Your goal - Copy each line of the entries that includes the word "Kuru".
+-------+
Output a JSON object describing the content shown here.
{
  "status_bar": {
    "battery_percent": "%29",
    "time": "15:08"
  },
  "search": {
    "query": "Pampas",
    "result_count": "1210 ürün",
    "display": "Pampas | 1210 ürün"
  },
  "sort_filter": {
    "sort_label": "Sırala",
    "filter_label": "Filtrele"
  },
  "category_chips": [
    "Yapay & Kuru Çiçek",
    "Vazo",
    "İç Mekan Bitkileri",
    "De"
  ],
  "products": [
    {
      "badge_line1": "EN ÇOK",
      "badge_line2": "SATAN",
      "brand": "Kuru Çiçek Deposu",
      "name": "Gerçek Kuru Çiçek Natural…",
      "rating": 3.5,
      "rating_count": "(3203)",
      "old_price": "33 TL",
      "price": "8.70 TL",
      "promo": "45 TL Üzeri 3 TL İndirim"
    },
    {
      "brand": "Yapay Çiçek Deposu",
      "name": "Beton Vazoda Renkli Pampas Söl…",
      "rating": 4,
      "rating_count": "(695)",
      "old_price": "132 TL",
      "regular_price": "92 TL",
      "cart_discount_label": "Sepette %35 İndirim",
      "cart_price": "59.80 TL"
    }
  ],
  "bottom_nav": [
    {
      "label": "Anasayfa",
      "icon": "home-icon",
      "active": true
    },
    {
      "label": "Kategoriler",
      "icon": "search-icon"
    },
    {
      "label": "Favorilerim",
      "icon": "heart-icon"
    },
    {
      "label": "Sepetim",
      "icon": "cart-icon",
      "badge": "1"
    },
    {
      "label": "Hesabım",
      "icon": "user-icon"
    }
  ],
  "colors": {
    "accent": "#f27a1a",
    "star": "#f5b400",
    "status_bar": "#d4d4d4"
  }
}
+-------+
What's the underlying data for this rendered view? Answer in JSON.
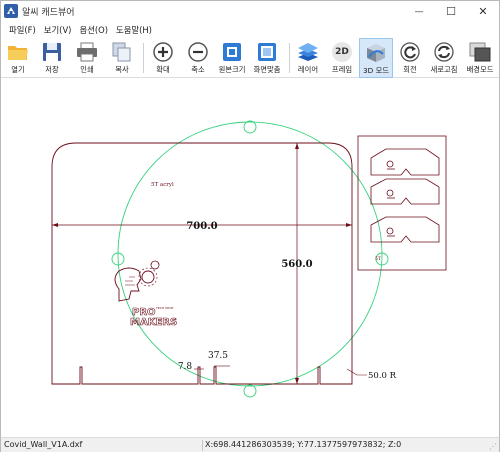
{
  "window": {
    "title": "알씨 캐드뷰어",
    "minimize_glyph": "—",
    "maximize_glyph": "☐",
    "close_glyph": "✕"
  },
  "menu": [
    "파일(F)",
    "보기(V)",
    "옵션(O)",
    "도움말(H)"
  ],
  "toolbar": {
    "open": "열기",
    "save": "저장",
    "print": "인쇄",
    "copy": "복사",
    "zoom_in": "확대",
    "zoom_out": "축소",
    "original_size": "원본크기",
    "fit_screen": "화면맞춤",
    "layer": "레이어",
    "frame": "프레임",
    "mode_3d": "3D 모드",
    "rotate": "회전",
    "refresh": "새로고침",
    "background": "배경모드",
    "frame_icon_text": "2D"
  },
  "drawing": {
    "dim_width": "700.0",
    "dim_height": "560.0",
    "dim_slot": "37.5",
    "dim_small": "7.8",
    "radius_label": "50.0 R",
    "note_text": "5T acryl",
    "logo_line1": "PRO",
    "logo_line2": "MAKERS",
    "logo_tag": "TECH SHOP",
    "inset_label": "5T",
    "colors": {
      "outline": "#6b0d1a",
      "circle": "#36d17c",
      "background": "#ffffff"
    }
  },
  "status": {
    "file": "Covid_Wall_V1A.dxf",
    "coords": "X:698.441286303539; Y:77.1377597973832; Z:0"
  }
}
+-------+
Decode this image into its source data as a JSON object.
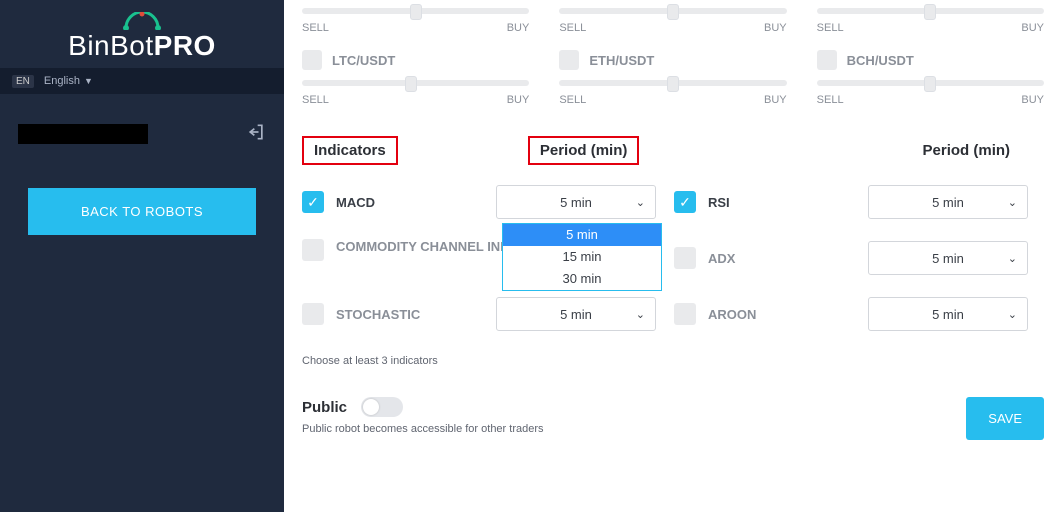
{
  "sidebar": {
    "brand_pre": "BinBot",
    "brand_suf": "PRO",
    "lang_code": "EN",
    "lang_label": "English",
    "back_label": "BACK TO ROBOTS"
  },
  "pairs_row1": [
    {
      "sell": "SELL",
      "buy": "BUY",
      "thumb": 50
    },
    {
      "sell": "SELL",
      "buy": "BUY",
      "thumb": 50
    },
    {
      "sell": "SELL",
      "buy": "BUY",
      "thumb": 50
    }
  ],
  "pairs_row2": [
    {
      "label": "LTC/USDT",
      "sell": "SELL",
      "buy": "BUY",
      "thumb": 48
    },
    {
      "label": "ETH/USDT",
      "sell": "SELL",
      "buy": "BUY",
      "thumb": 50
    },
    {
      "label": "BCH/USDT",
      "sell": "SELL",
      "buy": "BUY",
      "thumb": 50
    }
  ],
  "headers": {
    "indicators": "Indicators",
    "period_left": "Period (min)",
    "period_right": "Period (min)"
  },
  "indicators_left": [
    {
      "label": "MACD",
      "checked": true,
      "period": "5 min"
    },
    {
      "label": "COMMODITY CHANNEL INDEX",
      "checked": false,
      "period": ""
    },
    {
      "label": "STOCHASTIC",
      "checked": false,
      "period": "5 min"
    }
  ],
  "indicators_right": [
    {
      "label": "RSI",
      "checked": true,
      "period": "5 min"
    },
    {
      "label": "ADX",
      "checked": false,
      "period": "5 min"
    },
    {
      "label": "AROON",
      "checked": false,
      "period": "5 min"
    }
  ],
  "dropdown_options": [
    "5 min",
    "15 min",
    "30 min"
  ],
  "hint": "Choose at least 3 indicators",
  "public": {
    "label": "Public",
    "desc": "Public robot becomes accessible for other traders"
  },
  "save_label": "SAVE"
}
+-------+
Result of this exercise -
    "Yapay & Kuru Çiçek",
      "brand": "Kuru Çiçek Deposu",
      "name": "Gerçek Kuru Çiçek Natural…",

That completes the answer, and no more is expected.